■ What the exercise asks
Show all lines below holding the string "JSON".

###

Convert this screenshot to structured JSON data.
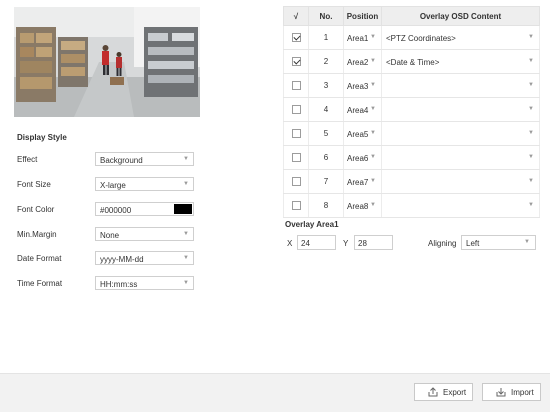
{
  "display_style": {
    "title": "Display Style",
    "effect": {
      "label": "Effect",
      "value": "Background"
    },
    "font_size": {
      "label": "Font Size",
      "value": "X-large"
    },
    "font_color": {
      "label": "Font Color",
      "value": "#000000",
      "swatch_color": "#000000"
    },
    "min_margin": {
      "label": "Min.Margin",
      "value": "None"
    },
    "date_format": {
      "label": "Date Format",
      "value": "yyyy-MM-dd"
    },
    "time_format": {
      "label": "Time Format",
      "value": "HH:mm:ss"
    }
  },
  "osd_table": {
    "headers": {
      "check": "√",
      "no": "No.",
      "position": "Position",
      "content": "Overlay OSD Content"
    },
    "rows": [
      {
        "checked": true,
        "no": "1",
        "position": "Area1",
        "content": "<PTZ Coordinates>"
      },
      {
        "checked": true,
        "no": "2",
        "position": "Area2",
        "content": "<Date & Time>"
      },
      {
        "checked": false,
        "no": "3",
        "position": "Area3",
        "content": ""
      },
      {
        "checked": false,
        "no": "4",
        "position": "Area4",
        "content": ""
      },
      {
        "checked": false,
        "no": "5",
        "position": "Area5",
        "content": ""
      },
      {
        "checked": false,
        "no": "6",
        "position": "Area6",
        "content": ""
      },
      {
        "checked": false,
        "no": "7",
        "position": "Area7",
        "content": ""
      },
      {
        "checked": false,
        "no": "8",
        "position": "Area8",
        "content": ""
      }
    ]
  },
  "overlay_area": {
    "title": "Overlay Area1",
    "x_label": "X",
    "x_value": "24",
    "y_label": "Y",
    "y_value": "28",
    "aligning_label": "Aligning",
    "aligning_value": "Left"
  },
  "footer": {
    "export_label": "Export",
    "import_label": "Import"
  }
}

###

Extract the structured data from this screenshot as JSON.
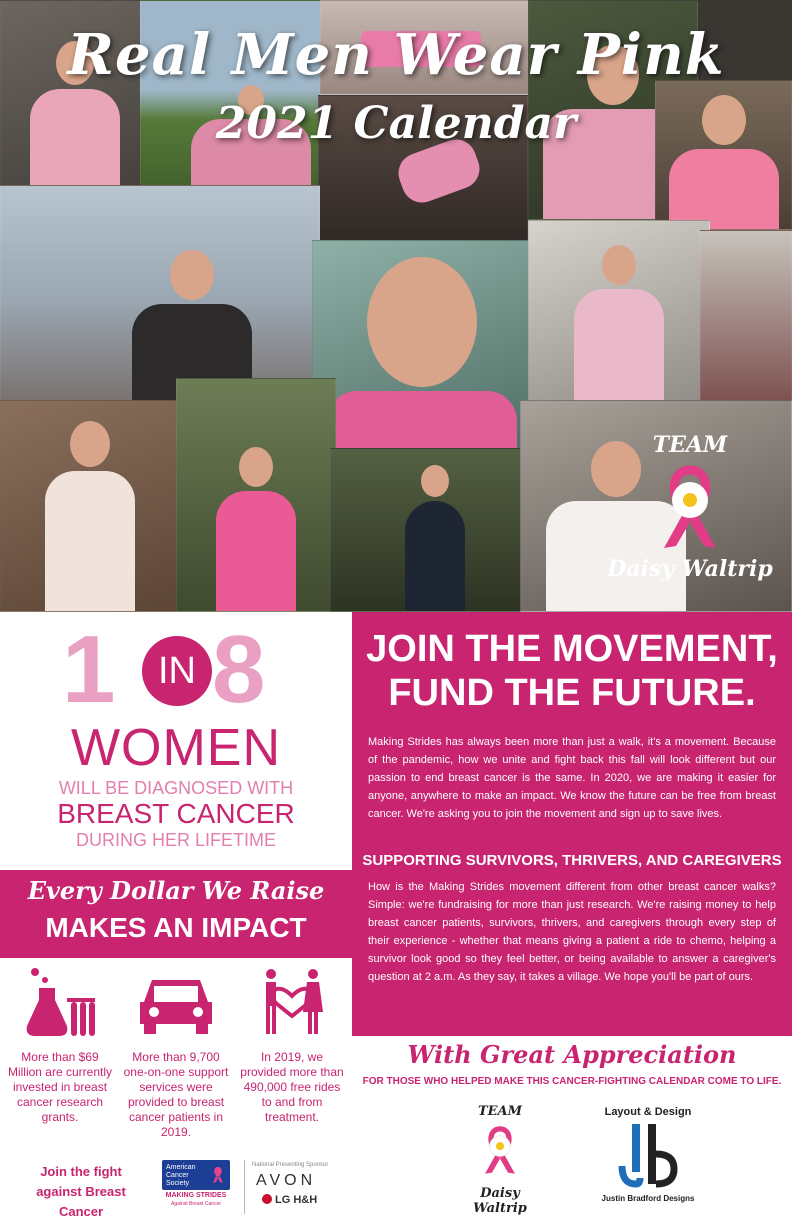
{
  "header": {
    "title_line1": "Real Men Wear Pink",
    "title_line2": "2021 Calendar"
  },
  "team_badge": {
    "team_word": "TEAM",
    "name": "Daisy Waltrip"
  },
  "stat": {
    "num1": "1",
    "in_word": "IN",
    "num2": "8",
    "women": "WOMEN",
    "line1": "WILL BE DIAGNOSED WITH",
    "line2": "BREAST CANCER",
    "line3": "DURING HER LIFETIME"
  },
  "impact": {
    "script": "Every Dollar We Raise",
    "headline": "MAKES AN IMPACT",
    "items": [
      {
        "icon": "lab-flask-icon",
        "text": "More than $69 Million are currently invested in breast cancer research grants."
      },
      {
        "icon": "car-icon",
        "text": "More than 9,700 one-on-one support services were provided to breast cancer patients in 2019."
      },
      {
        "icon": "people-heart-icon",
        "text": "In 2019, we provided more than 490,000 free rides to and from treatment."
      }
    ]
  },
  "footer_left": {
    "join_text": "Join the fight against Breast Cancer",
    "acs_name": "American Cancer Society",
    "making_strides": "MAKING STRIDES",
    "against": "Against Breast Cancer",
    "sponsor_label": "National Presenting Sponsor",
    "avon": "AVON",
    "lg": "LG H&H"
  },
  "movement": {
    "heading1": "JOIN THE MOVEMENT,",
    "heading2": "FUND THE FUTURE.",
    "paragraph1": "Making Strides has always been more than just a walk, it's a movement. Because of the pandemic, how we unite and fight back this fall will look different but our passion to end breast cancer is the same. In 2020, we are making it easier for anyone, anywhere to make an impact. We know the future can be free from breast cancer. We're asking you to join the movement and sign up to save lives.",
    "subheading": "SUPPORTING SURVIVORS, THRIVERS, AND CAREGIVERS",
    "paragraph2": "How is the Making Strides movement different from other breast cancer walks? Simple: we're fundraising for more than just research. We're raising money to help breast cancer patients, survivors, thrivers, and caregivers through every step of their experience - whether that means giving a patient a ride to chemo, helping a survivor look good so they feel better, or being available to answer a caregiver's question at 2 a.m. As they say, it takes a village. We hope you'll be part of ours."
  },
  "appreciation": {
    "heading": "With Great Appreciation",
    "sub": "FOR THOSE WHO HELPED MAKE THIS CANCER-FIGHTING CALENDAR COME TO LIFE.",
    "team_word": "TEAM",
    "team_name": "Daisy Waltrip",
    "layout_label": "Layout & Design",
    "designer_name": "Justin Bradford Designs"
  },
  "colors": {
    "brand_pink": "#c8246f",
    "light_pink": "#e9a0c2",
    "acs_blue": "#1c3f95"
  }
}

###

■ Answer to this exercise
Convert this screenshot to structured JSON data.
Extract the structured data from this screenshot as JSON.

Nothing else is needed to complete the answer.